Newark southern link road given green light by Chancellor Rishi Sunak in today's budget reveal
Chancellor Rishi Sunak gave the given the green light for the long-awaited Newark southern link road in today’s budget.
The £20m allocation was what was requested in a bid to the government’s Levelling Up Fund to complete work on the road and was the maximum that could be granted.
Newark and Sherwood District Council, supported by Nottinghamshire County Council, bid for the money to plug a gap in funding.
In a double pay-day for Newark, the town was granted around £1.05m towards the redevelopment cost of the Yorke Drive Estate.
The southern link road project, part of a £203m allocation on ten East Midlands schemes, would unlock employment land and relieve the area’s traffic woes by linking the A46 at Farndon and the A1 at Fernwood, providing smoother travel alongside the Newark bypass with an alternative route.
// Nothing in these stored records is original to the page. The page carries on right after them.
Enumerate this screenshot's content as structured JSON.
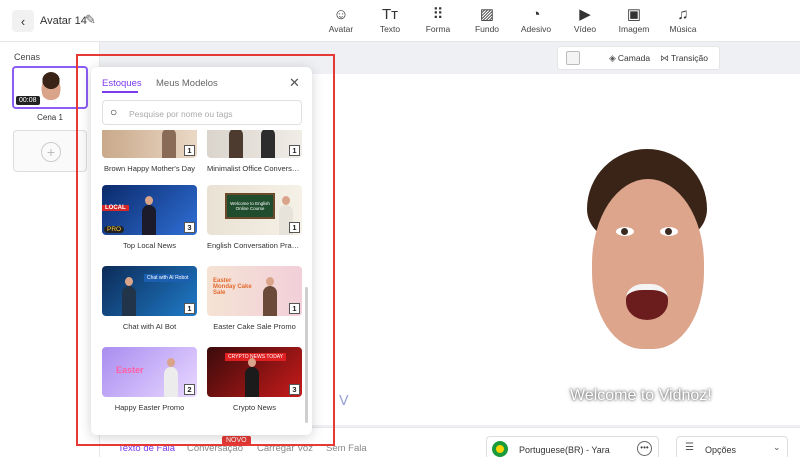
{
  "header": {
    "project_title": "Avatar 14",
    "tools": [
      {
        "label": "Avatar",
        "icon": "avatar-icon"
      },
      {
        "label": "Texto",
        "icon": "text-icon"
      },
      {
        "label": "Forma",
        "icon": "shapes-icon"
      },
      {
        "label": "Fundo",
        "icon": "background-icon"
      },
      {
        "label": "Adesivo",
        "icon": "sticker-icon"
      },
      {
        "label": "Vídeo",
        "icon": "video-icon"
      },
      {
        "label": "Imagem",
        "icon": "image-icon"
      },
      {
        "label": "Música",
        "icon": "music-icon"
      }
    ]
  },
  "scenes": {
    "title": "Cenas",
    "items": [
      {
        "label": "Cena 1",
        "duration": "00:08"
      }
    ]
  },
  "canvas_toolbar": {
    "layer_label": "Camada",
    "transition_label": "Transição"
  },
  "stage": {
    "caption": "Welcome to Vidnoz!"
  },
  "popup": {
    "tabs": [
      "Estoques",
      "Meus Modelos"
    ],
    "active_tab": "Estoques",
    "search_placeholder": "Pesquise por nome ou tags",
    "templates": [
      {
        "title": "Brown Happy Mother's Day",
        "count": "1"
      },
      {
        "title": "Minimalist Office Conversat...",
        "count": "1"
      },
      {
        "title": "Top Local News",
        "count": "3",
        "badge": "PRO",
        "tag": "LOCAL"
      },
      {
        "title": "English Conversation Practi...",
        "count": "1",
        "board_text": "Welcome to English Online Course"
      },
      {
        "title": "Chat with AI Bot",
        "count": "1",
        "banner_text": "Chat with AI Robot"
      },
      {
        "title": "Easter Cake Sale Promo",
        "count": "1",
        "banner_text": "Easter Monday Cake Sale"
      },
      {
        "title": "Happy Easter Promo",
        "count": "2",
        "banner_text": "Easter"
      },
      {
        "title": "Crypto News",
        "count": "3",
        "banner_text": "CRYPTO NEWS TODAY"
      }
    ]
  },
  "bottom": {
    "tabs": [
      "Texto de Fala",
      "Conversação",
      "Carregar Voz",
      "Sem Fala"
    ],
    "active_tab": "Texto de Fala",
    "new_badge": "NOVO",
    "language": "Portuguese(BR) - Yara",
    "options_label": "Opções"
  },
  "colors": {
    "accent": "#7c3aed",
    "highlight": "#e53935"
  }
}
There will also be an option to cross the River Devon.
Newark MP Robert Jenrick said: “I’m delighted the government has agreed to provide the gap funding required, enabling the Newark southern link road to move forward.
“This is an important and long overdue investment for the town, which Newark and Sherwood District Council and I have been working with central government to secure for many years now.
“It will enable the western part of the Middlebeck development to proceed, bringing new homes and jobs to the area, and crucially it will provide the missing link between the A46 and the A1 relieving pressure on local roads and the town centre.
“The combination of the link road and the dualled A46 will give Newark and its environs a road network with a realistic prospect of ending the horrific gridlock and improving everyone’s quality of life.
“I’m very grateful to councillors Roger Blaney and David Lloyd and the council officers that have plugged away and worked with me to achieve this.”
Only one section of the relief road has been built — between Bowbridge Road, Newark, and Staple Lane, Balderton. The cost of construction has spiralled and developers of around 3,150 homes at Middlebeck have been hamstrung by their original planning consent that said only 600 homes could be built before the road was complete.
The land made accessible by the Middlebeck development — two million square feet — will be used as employment land for around 5,000 new jobs.
Yorke Drive has also been granted funding under the government’s levelling up agenda after the district council was left to foot a shortfall of £3.7m when an application to Homes England failed.
Consent was given for the demolition and development of up to 320 homes on the existing estate and northern portion of the Lincoln Road playing fields, a new sports pavilion, play area and improved football pitches.
The regeneration is being revisited by the council, in a major blow to residents, after issues arose.